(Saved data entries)
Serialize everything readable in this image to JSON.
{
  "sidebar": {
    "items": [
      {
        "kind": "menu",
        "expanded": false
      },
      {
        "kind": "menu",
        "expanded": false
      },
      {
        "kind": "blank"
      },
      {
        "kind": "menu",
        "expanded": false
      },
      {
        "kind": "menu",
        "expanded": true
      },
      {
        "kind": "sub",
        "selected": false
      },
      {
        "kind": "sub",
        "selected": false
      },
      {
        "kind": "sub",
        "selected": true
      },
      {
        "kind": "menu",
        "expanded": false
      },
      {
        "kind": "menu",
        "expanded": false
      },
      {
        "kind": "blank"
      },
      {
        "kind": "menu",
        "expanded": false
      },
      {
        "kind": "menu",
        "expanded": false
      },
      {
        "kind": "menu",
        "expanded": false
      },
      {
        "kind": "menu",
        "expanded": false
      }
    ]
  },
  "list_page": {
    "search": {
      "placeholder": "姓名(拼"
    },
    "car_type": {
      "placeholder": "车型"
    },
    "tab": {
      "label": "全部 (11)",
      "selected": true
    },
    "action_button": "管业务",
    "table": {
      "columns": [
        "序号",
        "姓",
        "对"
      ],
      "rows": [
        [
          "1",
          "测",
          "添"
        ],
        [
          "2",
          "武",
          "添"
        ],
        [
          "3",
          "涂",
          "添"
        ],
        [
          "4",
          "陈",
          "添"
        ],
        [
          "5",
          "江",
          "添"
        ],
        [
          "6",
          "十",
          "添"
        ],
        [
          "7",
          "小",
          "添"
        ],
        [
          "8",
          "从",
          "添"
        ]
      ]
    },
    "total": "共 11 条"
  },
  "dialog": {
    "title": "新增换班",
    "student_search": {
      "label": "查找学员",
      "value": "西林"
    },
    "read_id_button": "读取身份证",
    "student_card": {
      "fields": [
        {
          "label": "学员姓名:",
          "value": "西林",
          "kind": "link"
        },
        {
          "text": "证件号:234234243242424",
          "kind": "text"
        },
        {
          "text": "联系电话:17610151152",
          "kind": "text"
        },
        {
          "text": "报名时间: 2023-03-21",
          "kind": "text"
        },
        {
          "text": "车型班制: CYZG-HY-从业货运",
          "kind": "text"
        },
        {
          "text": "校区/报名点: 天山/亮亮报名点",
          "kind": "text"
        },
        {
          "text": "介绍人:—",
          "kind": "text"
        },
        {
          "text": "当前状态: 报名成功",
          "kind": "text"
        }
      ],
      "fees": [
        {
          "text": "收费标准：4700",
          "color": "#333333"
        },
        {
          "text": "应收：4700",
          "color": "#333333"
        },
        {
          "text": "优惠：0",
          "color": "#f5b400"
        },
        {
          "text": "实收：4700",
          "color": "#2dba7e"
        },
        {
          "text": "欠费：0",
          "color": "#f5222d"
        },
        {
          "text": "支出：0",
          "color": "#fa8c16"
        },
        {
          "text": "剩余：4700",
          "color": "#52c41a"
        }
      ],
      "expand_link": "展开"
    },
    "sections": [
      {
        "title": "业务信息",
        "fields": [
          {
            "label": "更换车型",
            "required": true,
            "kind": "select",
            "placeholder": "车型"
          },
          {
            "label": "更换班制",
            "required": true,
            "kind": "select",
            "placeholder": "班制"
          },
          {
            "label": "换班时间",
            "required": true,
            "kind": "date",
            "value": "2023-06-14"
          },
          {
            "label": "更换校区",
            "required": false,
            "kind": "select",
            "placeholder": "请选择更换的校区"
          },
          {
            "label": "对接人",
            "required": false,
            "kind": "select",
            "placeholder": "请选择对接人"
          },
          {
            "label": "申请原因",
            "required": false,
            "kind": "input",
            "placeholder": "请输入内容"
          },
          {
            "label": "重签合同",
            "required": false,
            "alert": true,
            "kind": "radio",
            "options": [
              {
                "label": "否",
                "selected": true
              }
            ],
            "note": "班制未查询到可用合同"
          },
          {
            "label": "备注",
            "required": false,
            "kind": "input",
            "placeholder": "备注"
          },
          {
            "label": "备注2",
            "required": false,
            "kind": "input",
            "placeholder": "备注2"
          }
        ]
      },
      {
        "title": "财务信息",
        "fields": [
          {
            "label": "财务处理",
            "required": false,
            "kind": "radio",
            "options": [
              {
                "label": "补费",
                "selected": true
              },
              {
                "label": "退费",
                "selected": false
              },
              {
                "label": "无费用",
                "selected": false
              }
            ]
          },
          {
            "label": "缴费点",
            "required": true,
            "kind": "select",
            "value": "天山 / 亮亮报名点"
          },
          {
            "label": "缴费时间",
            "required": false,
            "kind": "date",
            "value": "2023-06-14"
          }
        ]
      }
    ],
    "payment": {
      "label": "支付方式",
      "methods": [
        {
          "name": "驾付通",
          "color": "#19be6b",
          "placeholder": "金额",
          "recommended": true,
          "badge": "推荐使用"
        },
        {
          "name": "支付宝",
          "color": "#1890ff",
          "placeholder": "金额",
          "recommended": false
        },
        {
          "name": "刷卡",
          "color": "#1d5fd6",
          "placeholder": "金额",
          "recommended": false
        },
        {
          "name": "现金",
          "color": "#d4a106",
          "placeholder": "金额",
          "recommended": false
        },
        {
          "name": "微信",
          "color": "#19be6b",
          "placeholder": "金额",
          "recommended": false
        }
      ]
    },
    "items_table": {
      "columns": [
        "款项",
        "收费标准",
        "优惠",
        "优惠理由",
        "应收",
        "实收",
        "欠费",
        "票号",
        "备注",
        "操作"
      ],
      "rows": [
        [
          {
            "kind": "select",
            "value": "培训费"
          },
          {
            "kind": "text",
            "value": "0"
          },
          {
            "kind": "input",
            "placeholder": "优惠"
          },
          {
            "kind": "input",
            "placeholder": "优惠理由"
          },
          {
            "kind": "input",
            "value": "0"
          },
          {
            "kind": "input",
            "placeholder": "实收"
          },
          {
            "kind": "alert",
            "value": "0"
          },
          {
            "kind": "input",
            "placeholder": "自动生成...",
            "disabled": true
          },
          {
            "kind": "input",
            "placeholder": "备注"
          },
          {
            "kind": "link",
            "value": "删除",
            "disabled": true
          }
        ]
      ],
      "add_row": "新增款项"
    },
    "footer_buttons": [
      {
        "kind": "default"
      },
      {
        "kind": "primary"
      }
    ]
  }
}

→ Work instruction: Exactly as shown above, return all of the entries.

→ Answer area:
Serialize everything readable in this image to JSON.
{
  "sidebar": {
    "items": [
      {
        "kind": "menu",
        "expanded": false
      },
      {
        "kind": "menu",
        "expanded": false
      },
      {
        "kind": "blank"
      },
      {
        "kind": "menu",
        "expanded": false
      },
      {
        "kind": "menu",
        "expanded": true
      },
      {
        "kind": "sub",
        "selected": false
      },
      {
        "kind": "sub",
        "selected": false
      },
      {
        "kind": "sub",
        "selected": true
      },
      {
        "kind": "menu",
        "expanded": false
      },
      {
        "kind": "menu",
        "expanded": false
      },
      {
        "kind": "blank"
      },
      {
        "kind": "menu",
        "expanded": false
      },
      {
        "kind": "menu",
        "expanded": false
      },
      {
        "kind": "menu",
        "expanded": false
      },
      {
        "kind": "menu",
        "expanded": false
      }
    ]
  },
  "list_page": {
    "search": {
      "placeholder": "姓名(拼"
    },
    "car_type": {
      "placeholder": "车型"
    },
    "tab": {
      "label": "全部 (11)",
      "selected": true
    },
    "action_button": "管业务",
    "table": {
      "columns": [
        "序号",
        "姓",
        "对"
      ],
      "rows": [
        [
          "1",
          "测",
          "添"
        ],
        [
          "2",
          "武",
          "添"
        ],
        [
          "3",
          "涂",
          "添"
        ],
        [
          "4",
          "陈",
          "添"
        ],
        [
          "5",
          "江",
          "添"
        ],
        [
          "6",
          "十",
          "添"
        ],
        [
          "7",
          "小",
          "添"
        ],
        [
          "8",
          "从",
          "添"
        ]
      ]
    },
    "total": "共 11 条"
  },
  "dialog": {
    "title": "新增换班",
    "student_search": {
      "label": "查找学员",
      "value": "西林"
    },
    "read_id_button": "读取身份证",
    "student_card": {
      "fields": [
        {
          "label": "学员姓名:",
          "value": "西林",
          "kind": "link"
        },
        {
          "text": "证件号:234234243242424",
          "kind": "text"
        },
        {
          "text": "联系电话:17610151152",
          "kind": "text"
        },
        {
          "text": "报名时间: 2023-03-21",
          "kind": "text"
        },
        {
          "text": "车型班制: CYZG-HY-从业货运",
          "kind": "text"
        },
        {
          "text": "校区/报名点: 天山/亮亮报名点",
          "kind": "text"
        },
        {
          "text": "介绍人:—",
          "kind": "text"
        },
        {
          "text": "当前状态: 报名成功",
          "kind": "text"
        }
      ],
      "fees": [
        {
          "text": "收费标准：4700",
          "color": "#333333"
        },
        {
          "text": "应收：4700",
          "color": "#333333"
        },
        {
          "text": "优惠：0",
          "color": "#f5b400"
        },
        {
          "text": "实收：4700",
          "color": "#2dba7e"
        },
        {
          "text": "欠费：0",
          "color": "#f5222d"
        },
        {
          "text": "支出：0",
          "color": "#fa8c16"
        },
        {
          "text": "剩余：4700",
          "color": "#52c41a"
        }
      ],
      "expand_link": "展开"
    },
    "sections": [
      {
        "title": "业务信息",
        "fields": [
          {
            "label": "更换车型",
            "required": true,
            "kind": "select",
            "placeholder": "车型"
          },
          {
            "label": "更换班制",
            "required": true,
            "kind": "select",
            "placeholder": "班制"
          },
          {
            "label": "换班时间",
            "required": true,
            "kind": "date",
            "value": "2023-06-14"
          },
          {
            "label": "更换校区",
            "required": false,
            "kind": "select",
            "placeholder": "请选择更换的校区"
          },
          {
            "label": "对接人",
            "required": false,
            "kind": "select",
            "placeholder": "请选择对接人"
          },
          {
            "label": "申请原因",
            "required": false,
            "kind": "input",
            "placeholder": "请输入内容"
          },
          {
            "label": "重签合同",
            "required": false,
            "alert": true,
            "kind": "radio",
            "options": [
              {
                "label": "否",
                "selected": true
              }
            ],
            "note": "班制未查询到可用合同"
          },
          {
            "label": "备注",
            "required": false,
            "kind": "input",
            "placeholder": "备注"
          },
          {
            "label": "备注2",
            "required": false,
            "kind": "input",
            "placeholder": "备注2"
          }
        ]
      },
      {
        "title": "财务信息",
        "fields": [
          {
            "label": "财务处理",
            "required": false,
            "kind": "radio",
            "options": [
              {
                "label": "补费",
                "selected": true
              },
              {
                "label": "退费",
                "selected": false
              },
              {
                "label": "无费用",
                "selected": false
              }
            ]
          },
          {
            "label": "缴费点",
            "required": true,
            "kind": "select",
            "value": "天山 / 亮亮报名点"
          },
          {
            "label": "缴费时间",
            "required": false,
            "kind": "date",
            "value": "2023-06-14"
          }
        ]
      }
    ],
    "payment": {
      "label": "支付方式",
      "methods": [
        {
          "name": "驾付通",
          "color": "#19be6b",
          "placeholder": "金额",
          "recommended": true,
          "badge": "推荐使用"
        },
        {
          "name": "支付宝",
          "color": "#1890ff",
          "placeholder": "金额",
          "recommended": false
        },
        {
          "name": "刷卡",
          "color": "#1d5fd6",
          "placeholder": "金额",
          "recommended": false
        },
        {
          "name": "现金",
          "color": "#d4a106",
          "placeholder": "金额",
          "recommended": false
        },
        {
          "name": "微信",
          "color": "#19be6b",
          "placeholder": "金额",
          "recommended": false
        }
      ]
    },
    "items_table": {
      "columns": [
        "款项",
        "收费标准",
        "优惠",
        "优惠理由",
        "应收",
        "实收",
        "欠费",
        "票号",
        "备注",
        "操作"
      ],
      "rows": [
        [
          {
            "kind": "select",
            "value": "培训费"
          },
          {
            "kind": "text",
            "value": "0"
          },
          {
            "kind": "input",
            "placeholder": "优惠"
          },
          {
            "kind": "input",
            "placeholder": "优惠理由"
          },
          {
            "kind": "input",
            "value": "0"
          },
          {
            "kind": "input",
            "placeholder": "实收"
          },
          {
            "kind": "alert",
            "value": "0"
          },
          {
            "kind": "input",
            "placeholder": "自动生成...",
            "disabled": true
          },
          {
            "kind": "input",
            "placeholder": "备注"
          },
          {
            "kind": "link",
            "value": "删除",
            "disabled": true
          }
        ]
      ],
      "add_row": "新增款项"
    },
    "footer_buttons": [
      {
        "kind": "default"
      },
      {
        "kind": "primary"
      }
    ]
  }
}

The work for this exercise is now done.